One lingering question is why Linn Duchaill was abandoned while Dublin thrived. One theory is that because Dublin has better 24-hour access to the sea, it meant that the Vikings there could take to their ships and head out when they were under attack. At Linn Duchaill, tidal fluctuations would cut off access for several hours a day.

From Science


Filed under: Archaeology, Historia, , , , , , , , ,

Ancient Arabian treasure trove unearthed in Germany

From The National.

Archaeologists in northern Germany have unearthed a treasure of Arabian silver dirhams dating back to the first half of the seventh century in a spectacular find that proves brisk trade between the Middle East and northern Europe already existed more than 1,200 years ago.

Some of the silver dirhams found by archaeologists in Germany bear the King of Persia’s portrait (Stefan Sauer/EPA)

A total of 82 coins were found in a field near the town of Anklam, a few kilometres from the Baltic Sea coast, in excavations completed on September 2. They come from regions that are now Iraq, Iran, Afghanistan and northern Africa. The oldest coins, about an inch in diameter, were minted around 610 AD and bear the portrait of Khosrau II, the 22nd Sassanid King of Persia who ruled from 590 to 628 AD.

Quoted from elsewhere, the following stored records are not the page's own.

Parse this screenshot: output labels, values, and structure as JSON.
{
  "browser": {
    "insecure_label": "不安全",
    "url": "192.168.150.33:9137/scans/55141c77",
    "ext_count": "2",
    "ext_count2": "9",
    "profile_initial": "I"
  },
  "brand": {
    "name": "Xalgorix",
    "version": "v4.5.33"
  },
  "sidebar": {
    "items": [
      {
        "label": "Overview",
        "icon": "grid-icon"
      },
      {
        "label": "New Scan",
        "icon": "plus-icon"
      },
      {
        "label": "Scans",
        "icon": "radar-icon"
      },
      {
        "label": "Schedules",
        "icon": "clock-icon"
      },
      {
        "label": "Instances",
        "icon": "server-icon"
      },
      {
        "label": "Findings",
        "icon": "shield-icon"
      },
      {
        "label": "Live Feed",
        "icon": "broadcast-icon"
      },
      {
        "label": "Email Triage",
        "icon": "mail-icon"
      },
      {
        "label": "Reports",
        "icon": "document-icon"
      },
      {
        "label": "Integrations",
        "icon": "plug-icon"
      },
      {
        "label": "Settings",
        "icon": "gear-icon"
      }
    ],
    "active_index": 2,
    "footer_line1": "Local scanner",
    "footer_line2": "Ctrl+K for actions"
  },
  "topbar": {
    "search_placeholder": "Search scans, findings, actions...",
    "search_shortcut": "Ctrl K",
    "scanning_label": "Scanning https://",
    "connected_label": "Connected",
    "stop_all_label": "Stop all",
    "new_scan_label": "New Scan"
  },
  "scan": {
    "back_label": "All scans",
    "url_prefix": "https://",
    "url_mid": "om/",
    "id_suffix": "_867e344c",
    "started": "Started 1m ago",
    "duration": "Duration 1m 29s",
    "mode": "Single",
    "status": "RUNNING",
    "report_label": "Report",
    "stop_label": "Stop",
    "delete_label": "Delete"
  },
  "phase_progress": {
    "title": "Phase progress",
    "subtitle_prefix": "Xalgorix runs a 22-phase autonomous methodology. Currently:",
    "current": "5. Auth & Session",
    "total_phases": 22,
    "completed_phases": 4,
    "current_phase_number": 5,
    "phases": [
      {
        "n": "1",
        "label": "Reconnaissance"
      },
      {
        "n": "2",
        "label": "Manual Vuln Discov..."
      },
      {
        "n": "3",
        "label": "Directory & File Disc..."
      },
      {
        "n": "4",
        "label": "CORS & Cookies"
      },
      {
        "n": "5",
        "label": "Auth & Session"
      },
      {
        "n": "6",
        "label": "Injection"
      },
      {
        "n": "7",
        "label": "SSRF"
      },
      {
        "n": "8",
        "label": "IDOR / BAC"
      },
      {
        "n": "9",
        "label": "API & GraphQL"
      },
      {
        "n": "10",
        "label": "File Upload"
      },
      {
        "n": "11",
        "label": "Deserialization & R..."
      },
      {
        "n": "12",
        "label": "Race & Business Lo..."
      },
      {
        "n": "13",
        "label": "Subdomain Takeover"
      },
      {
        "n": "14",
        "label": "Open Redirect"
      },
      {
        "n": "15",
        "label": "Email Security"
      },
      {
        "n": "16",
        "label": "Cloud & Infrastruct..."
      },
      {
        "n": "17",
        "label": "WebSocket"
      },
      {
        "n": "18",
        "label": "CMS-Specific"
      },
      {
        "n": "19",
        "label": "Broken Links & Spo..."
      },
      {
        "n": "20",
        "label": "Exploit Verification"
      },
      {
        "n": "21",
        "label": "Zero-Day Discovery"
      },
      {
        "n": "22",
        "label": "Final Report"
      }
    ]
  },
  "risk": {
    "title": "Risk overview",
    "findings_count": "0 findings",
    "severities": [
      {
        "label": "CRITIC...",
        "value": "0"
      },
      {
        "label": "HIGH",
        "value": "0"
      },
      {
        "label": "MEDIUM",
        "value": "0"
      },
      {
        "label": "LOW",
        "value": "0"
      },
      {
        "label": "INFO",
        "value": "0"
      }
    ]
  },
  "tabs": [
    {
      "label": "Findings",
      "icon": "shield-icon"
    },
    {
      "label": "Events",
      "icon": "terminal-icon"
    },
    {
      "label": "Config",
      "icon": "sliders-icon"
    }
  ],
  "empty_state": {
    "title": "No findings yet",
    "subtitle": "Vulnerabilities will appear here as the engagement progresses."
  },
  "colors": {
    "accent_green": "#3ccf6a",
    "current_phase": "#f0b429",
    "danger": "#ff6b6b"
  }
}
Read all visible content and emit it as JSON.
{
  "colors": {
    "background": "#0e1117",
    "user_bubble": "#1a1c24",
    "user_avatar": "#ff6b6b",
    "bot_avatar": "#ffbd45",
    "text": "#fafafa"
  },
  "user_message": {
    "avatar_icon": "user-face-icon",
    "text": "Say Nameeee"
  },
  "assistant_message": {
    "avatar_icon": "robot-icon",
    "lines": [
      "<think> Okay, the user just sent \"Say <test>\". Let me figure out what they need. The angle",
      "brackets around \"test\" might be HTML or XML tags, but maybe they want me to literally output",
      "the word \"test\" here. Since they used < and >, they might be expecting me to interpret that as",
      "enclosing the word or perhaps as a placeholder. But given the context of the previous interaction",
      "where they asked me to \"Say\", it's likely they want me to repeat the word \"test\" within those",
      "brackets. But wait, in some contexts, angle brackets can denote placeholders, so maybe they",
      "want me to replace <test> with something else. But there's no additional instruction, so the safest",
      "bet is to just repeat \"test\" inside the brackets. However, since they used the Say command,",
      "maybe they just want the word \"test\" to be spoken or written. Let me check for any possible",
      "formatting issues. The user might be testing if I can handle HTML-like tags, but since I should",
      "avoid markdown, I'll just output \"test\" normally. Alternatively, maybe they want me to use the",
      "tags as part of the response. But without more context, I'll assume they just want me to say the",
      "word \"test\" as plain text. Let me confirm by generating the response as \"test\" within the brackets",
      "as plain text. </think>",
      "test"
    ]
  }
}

Other coins in the trove were minted around 820 AD and have inscriptions in Arabic. “They are little works of art with delicately engraved writing on them,” Fred Ruchhöft, an archaeologist and historian at the nearby University of Greifswald who has analysed the find, said in an interview. “It’s good silver. It just needs a clean and then it’s like new.”

Archaeologists using metal detectors discovered the coins together with a silver bracelet and three small bars of silver scattered over an area 20 by 30 metres while examining the site of a former Slavic settlement from around 800 AD. They believe the treasure had been buried underground in a ceramic pot by a wealthy trader or craftsman. They also found remnants of the pot.

Centuries of ploughing had disturbed the soil, broken the pot and scattered the treasure through the earth.

“Viking raids there were common at the time, which may be one reason why the treasure was hidden,” Mr Ruchhöft said. “It may be that the owner was killed before he could retrieve it.”

This part of north-eastern Germany near the border with Poland has suffered from depopulation and economic decline in recent decades, but it was a boom region in the early Middle Ages because of its proximity to a 6,000km trading route.

The route led across the Caspian Sea, up the Volga, north-west across Russia towards what is now St Petersburg, and along the Baltic coast towards Scandinavia and northern Germany.

The traders were Slavs, Vikings and Arabs, and the goods were mainly transported by river and sea. Viking longboats could navigate both seas and rivers because they had a shallow draught which allowed them to sail in waters just one metre deep.

“Fur, amber and slaves from here were traded for pearls, rock crystals and silver from the Orient,” Mr Ruchhöft said. The dirhams were not legal tender in Europe but their intrinsic silver value made them a common means of exchange. That explains why most of the coins from the Anklam find had been cut in half or into quarters. Only seven dirhams were found intact.

“The find shows how global trade was already going on 1,200 years ago,” Mr Ruchhöft said. “It’s unclear if deals took place face to face with Arab merchants. There is no concrete indication that traders travelled the entire length of the route.

The trade is more likely to have taken place in stages at market towns along the way.”

The silver bracelet found at Anklam was made in the Volga river region of Russia, which supports the theory of interim trading stations because it suggests that a trade took place at some point along the Volga.

Michael Schirren, of the regional department of archaeology, said: “Coin finds from this era are extremely rare and this one is really significant because of the volume.”
Arab coins have been found as far north as Sweden and as far west as the British Isles.

The coins, bracelet and silver bars together weigh some 200 grams and were worth four oxen, or one horse plus one ox plus one young slave, Mr Ruchhöft said. “One dirham was worth around 75 daily rations of wheat or one pearl.”

From The National.

Filed under: Archaeology, Historia, , , , , , , , , , , ,

Points of interest